If you’ve been following my advice on how to build your personal road map to being an effective everyday activist, you’ve triaged your issues and picked just a couple, maybe three, on which you commit to being a leader. That’s a big task #inthesetimes, so pat yourself on the back for taking the time to dig deep, listen to yourself, and make your commitment.
Now I recommend that your first goal is to join. Join with others who are prioritizing and focusing on your core issues. Find the leaders, the non-profits, the advocacy groups, the online communities, the newsletters, the reporters, etc. who share your passion. If you want to make a change in workplace policy, find those outside your company who have successfully made such a change. Find those inside your company who will be allies in the effort.
One reason to look first to join is that you can avoid re-inventing the wheel. There is power in numbers, in aggregation, in community, and in the network effect. You will have more impact together than apart. Acting in concert with others also brings emotional benefits…comrades in arms, people with whom you can commiserate and celebrate. Especially in these times of physical isolation, being part of an advocacy team is a good way to ensure you stick with it. You can count on others, and they are counting on you.

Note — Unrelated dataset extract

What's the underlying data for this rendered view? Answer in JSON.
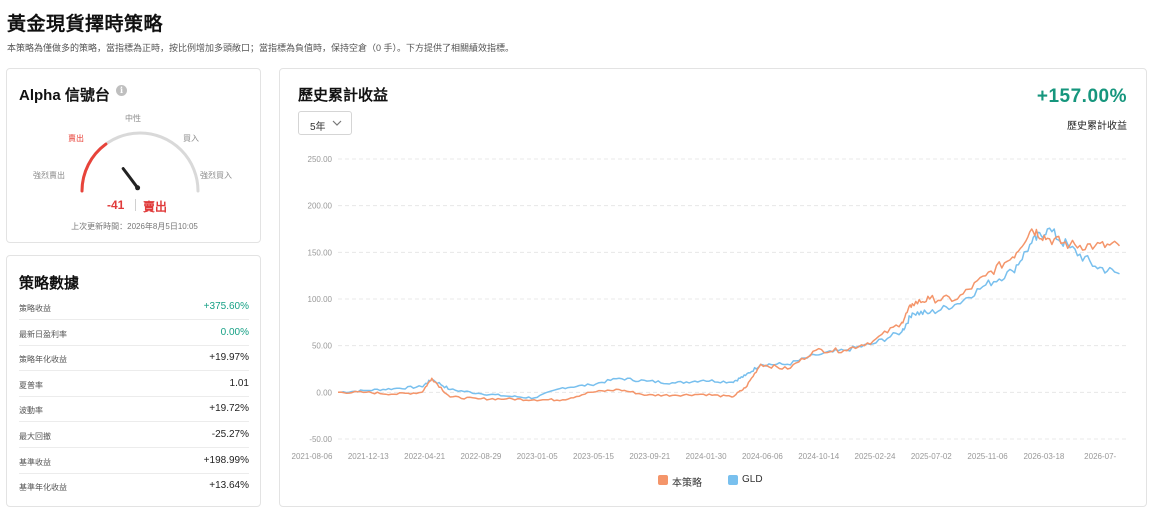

A second reason to look first to join is that you can avoid “savior complex.” Particularly if your advocacy is around speaking up for groups of which you are not a part (e.g. advocating for gender equity as a man or advocating for racial justice as a white person) You do not have to be a savior. Chances are you are not the first person to think your issue needs urgent action. Especially if you’re advocating for another group of people, you can bet folks from that group have been activating long before you. Support the work of those most directly affected to gain justice and equity for themselves. Your work as an ally is important…raise the voices, profiles, and reputations of those who have done the work before you.
It’s entirely true that you may research an issue and find that no one has yet tackled it from your perspective. In my book, Road Map for Revolutionaries: Resistance, Activism and Advocacy for All (co-authored with Carolyn Gerin and Jamia Wilson) we tell the story of Amber Goodwin, founder of the Community Justice Reform Coalition. As she became motivated to work on the scourge of gun violence, she realized there was a gap amongst existing worthy gun violence focused organizations. They were primarily founded and run by white people, and they were not operating at the intersection of gun violence prevention and criminal justice reform. Amber wasn’t trying to be a savior, nor reinventing topical wheels. She was bringing new representation and perspective on her issue of choice. And you may be called to do the same.
Bottom line: Look to JOIN first to smooth your way, but if there is no one to join, heed the call to act anyway!
Be sure to join me on Friday, October 23rd at 12pm PT for a fireside chat with Anita Jackson, director of digital communications for MomsRising, and Brandi Riley, creator of the Influencer Activist Toolkit. We’ll discuss how to integrate sustainable cause-related activities into an already busy life, including with your work or at your workplace.